Psoriasis: Causes, Symptoms, and Treatment Options

Psoriasis, a chronic skin condition marked by the rapid accumulation of skin cells, results in thick, red, scaly patches. This autoimmune disorder involves the immune system mistakenly attacking healthy skin cells, leading to inflammation and excessive cell production. While not contagious, psoriasis can cause itching, discomfort, and joint pain, significantly affecting an individual’s quality of life.

Causes of Psoriasis

Several factors contribute to psoriasis development:

  1. Genetic Predisposition: Family history increases the risk, with certain genetic variations linked to susceptibility.
  2. Immune System Dysfunction: T cells, part of the immune response, mistakenly target healthy skin cells.
  3. Environmental Triggers: Infections, stress, skin injuries, smoking, and specific medications can trigger or worsen symptoms.
  4. Lifestyle and Diet: Obesity and excessive alcohol consumption may exacerbate symptoms, and dietary changes can impact individuals differently.
  5. Inflammatory Cytokines: Elevated levels of immune system proteins, like TNF-alpha and interleukins, are associated with psoriasis.
  6. Skin Microbiome: Disruptions in the skin’s microbiome may play a role in psoriasis development.

Symptoms of Psoriasis

Psoriasis manifests in various ways:
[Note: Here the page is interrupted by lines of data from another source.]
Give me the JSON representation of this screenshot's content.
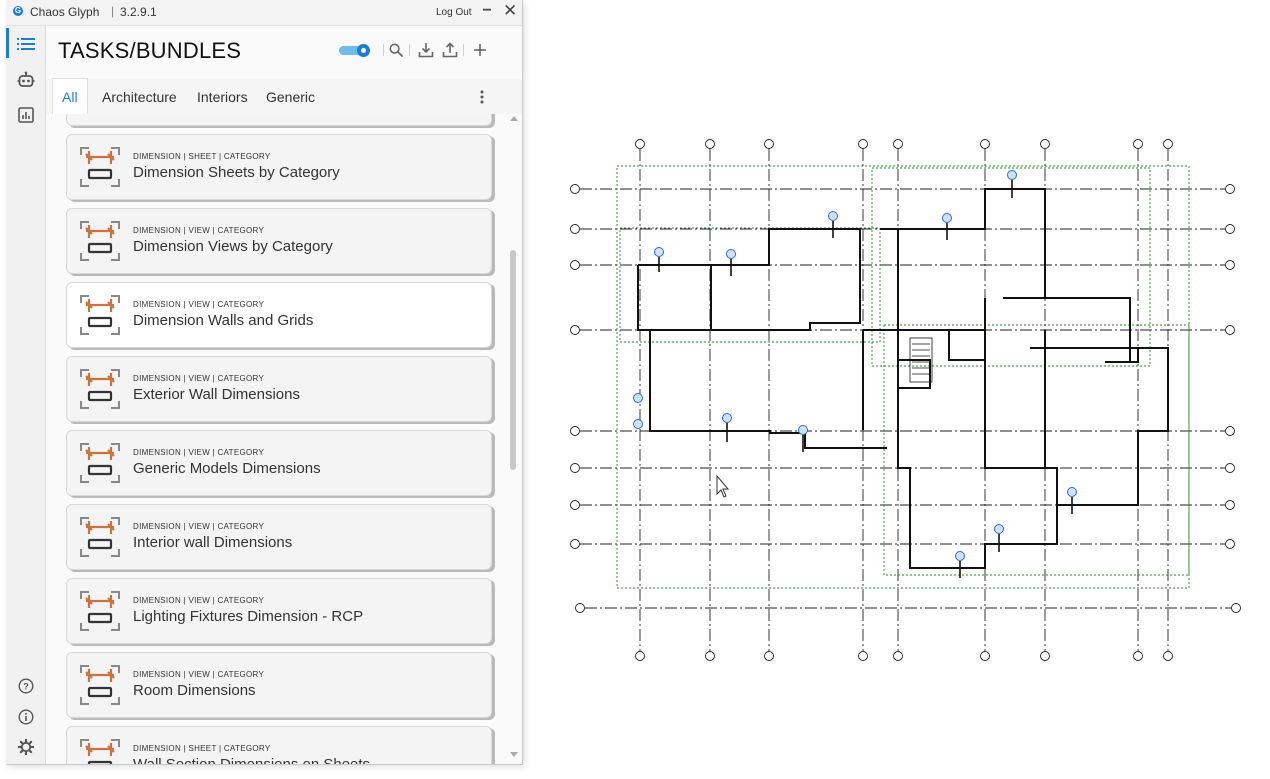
{
  "window": {
    "app_name": "Chaos Glyph",
    "separator": "|",
    "version": "3.2.9.1",
    "logout_label": "Log Out",
    "minimize_label": "−",
    "close_label": "✕"
  },
  "siderail": {
    "items": [
      {
        "icon": "list-icon",
        "active": true
      },
      {
        "icon": "robot-icon",
        "active": false
      },
      {
        "icon": "chart-icon",
        "active": false
      }
    ],
    "bottom": [
      {
        "icon": "help-icon"
      },
      {
        "icon": "info-icon"
      },
      {
        "icon": "gear-icon"
      }
    ]
  },
  "header": {
    "title": "TASKS/BUNDLES",
    "toggle_on": true,
    "tools": [
      "search-icon",
      "download-icon",
      "upload-icon",
      "plus-icon"
    ]
  },
  "tabs": [
    {
      "label": "All",
      "active": true
    },
    {
      "label": "Architecture",
      "active": false
    },
    {
      "label": "Interiors",
      "active": false
    },
    {
      "label": "Generic",
      "active": false
    }
  ],
  "cards": [
    {
      "meta": "DIMENSION | SHEET | CATEGORY",
      "title": "Dimension Sheets by Category",
      "selected": false
    },
    {
      "meta": "DIMENSION | VIEW | CATEGORY",
      "title": "Dimension Views by Category",
      "selected": false
    },
    {
      "meta": "DIMENSION | VIEW | CATEGORY",
      "title": "Dimension Walls and Grids",
      "selected": true
    },
    {
      "meta": "DIMENSION | VIEW | CATEGORY",
      "title": "Exterior Wall Dimensions",
      "selected": false
    },
    {
      "meta": "DIMENSION | VIEW | CATEGORY",
      "title": "Generic Models Dimensions",
      "selected": false
    },
    {
      "meta": "DIMENSION | VIEW | CATEGORY",
      "title": "Interior wall Dimensions",
      "selected": false
    },
    {
      "meta": "DIMENSION | VIEW | CATEGORY",
      "title": "Lighting Fixtures Dimension - RCP",
      "selected": false
    },
    {
      "meta": "DIMENSION | VIEW | CATEGORY",
      "title": "Room Dimensions",
      "selected": false
    },
    {
      "meta": "DIMENSION | SHEET | CATEGORY",
      "title": "Wall Section Dimensions on Sheets",
      "selected": false
    }
  ],
  "colors": {
    "accent": "#1a7fd4",
    "icon_orange": "#c9733e",
    "plan_walls": "#111111",
    "plan_grid": "#222222",
    "plan_crop": "#1e8a1e",
    "plan_markers": "#2b6cd0"
  },
  "scroll": {
    "thumb_fraction": 0.34,
    "position_fraction": 0.21
  },
  "canvas": {
    "cursor_icon": "mouse-pointer-icon"
  }
}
  1. Red, Raised Patches: Common in plaque psoriasis, appearing on elbows, knees, scalp, and lower back.
  2. Itching and Discomfort: Emotional distress often accompanies itching, burning, or soreness.
  3. Nail Changes: Psoriasis can affect nails, causing pitting, thickening, discoloration, or separation.
  4. Joint Pain: Psoriatic arthritis can lead to joint pain, swelling, and stiffness.
  5. Variations in Severity: Ranging from mild patches to severe coverage of the body, with remission and flare-ups.

Treatment of Psoriasis
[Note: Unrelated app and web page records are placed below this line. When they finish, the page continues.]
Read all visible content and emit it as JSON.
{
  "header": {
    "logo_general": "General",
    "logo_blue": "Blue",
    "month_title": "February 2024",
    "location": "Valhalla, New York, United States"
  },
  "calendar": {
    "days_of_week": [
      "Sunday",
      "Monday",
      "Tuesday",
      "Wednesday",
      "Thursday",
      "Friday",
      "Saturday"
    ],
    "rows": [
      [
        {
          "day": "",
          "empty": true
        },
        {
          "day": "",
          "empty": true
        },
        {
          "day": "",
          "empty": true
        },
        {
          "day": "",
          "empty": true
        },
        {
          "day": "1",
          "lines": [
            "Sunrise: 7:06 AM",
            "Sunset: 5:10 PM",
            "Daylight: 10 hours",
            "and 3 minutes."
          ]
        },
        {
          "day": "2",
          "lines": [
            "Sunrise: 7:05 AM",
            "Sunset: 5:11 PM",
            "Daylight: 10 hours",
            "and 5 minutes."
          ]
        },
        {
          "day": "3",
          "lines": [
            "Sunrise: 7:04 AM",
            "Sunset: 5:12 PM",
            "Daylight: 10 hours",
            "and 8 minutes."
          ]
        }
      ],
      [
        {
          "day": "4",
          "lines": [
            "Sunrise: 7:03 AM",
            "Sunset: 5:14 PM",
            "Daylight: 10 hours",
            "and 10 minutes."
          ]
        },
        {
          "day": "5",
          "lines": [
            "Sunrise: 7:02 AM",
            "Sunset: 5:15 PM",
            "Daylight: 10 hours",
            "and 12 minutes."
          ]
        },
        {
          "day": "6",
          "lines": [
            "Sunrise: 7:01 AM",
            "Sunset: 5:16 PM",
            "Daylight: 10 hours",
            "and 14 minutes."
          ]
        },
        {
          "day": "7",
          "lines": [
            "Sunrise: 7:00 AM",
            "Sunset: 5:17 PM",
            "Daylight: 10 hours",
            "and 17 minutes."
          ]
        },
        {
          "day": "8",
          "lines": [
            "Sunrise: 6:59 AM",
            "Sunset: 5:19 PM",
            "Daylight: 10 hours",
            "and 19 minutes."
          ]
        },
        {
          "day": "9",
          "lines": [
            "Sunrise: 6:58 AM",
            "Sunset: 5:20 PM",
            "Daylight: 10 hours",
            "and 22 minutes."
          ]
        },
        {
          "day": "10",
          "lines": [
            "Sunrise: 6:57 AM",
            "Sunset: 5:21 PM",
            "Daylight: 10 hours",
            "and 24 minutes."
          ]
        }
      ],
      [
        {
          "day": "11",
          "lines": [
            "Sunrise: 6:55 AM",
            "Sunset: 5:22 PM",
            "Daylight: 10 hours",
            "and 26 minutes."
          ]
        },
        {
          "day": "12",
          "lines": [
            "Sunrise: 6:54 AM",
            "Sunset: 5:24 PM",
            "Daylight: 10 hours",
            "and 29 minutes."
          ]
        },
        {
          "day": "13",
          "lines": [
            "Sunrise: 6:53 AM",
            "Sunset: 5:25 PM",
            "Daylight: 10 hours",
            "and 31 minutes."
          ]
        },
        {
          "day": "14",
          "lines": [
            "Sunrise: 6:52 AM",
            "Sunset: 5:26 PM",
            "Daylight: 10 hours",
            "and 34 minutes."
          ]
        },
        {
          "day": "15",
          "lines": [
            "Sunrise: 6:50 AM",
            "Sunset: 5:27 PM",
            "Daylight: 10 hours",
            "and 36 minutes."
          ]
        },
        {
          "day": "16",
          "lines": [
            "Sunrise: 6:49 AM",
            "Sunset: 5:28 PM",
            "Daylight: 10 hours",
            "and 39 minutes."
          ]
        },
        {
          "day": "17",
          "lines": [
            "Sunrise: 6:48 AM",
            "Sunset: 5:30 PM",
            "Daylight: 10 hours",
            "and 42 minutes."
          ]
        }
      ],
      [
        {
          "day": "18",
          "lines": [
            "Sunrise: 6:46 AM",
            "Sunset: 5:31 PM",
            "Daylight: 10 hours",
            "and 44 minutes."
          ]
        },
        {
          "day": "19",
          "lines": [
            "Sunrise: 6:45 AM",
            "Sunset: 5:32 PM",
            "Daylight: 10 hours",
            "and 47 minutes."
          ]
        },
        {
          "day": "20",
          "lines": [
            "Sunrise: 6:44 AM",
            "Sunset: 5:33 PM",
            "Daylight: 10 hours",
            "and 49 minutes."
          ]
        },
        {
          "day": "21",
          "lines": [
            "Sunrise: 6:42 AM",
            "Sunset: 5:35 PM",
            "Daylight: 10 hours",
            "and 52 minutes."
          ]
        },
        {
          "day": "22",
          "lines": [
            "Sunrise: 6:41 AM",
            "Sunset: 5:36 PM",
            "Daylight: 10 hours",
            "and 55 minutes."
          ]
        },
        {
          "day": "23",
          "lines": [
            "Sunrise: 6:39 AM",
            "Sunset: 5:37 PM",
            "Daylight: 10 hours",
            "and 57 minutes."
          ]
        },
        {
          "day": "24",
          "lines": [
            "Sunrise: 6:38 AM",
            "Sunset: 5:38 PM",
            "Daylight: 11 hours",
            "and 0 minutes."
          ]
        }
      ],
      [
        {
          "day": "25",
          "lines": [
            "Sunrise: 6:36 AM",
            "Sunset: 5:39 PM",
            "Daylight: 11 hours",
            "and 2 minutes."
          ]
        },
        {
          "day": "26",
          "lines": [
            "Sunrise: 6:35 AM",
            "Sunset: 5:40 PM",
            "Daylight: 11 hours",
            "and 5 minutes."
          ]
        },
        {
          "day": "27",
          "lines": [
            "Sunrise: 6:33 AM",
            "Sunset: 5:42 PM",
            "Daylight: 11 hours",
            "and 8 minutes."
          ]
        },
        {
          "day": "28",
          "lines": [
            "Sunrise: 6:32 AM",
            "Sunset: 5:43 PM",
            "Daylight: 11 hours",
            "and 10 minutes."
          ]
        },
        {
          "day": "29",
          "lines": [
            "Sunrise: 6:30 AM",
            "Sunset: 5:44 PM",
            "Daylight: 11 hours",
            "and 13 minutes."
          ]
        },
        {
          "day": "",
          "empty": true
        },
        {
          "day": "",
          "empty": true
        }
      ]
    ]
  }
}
Tailored treatment plans address individual needs and severity:

  1. Topical Treatments: Corticosteroids, vitamin D analogues, coal tar, or calcineurin inhibitors reduce inflammation and slow skin cell growth.
  2. Phototherapy: UV light exposure, natural or artificial, slows cell growth and reduces inflammation.
  3. Systemic Medications: Oral or injectable medications like biologics, methotrexate, and cyclosporine suppress immune overactivity.
  4. Lifestyle Changes: Stress management, weight control, and avoiding smoking and excessive alcohol improve symptoms.
  5. Biologic and Targeted Therapies: In severe cases, these therapies relieve immune responses.
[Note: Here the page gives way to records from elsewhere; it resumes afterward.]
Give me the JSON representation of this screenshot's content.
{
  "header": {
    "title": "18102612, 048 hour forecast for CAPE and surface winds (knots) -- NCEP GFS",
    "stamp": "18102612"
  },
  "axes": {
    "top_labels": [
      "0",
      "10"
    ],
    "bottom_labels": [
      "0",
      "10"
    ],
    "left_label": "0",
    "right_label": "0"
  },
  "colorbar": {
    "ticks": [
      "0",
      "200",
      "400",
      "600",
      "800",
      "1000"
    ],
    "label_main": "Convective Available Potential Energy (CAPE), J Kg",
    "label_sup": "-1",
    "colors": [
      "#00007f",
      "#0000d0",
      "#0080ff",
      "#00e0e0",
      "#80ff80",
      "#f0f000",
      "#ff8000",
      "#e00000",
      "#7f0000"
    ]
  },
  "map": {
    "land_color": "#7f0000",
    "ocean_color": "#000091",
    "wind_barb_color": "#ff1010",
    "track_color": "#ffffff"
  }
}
While psoriasis is chronic, understanding its causes, recognizing symptoms, and exploring treatments enable effective management. Collaborating with healthcare providers to create personalized plans ensures individuals can lead fulfilling lives despite this skin condition.


Q. What causes psoriasis?
A. The exact cause involves genetic, immune, and environmental factors.

Q. What are the common symptoms of psoriasis?
A. Symptoms include red, inflamed skin, itching, burning sensations, and dry, cracked skin that may bleed, affecting any part of the body.

Q. How is psoriasis diagnosed?
A. Dermatologists typically diagnose through a physical examination, sometimes performing a skin biopsy.

Q. What are the treatment options for psoriasis?
A. Options include topical creams, phototherapy, oral medications, biologics, and lifestyle changes, chosen based on type and severity.

Q. Can lifestyle changes help manage psoriasis?
A. Yes, maintaining a healthy diet, managing stress, avoiding triggers like smoking and excessive alcohol, and good skincare contribute to symptom management.


Leave a Comment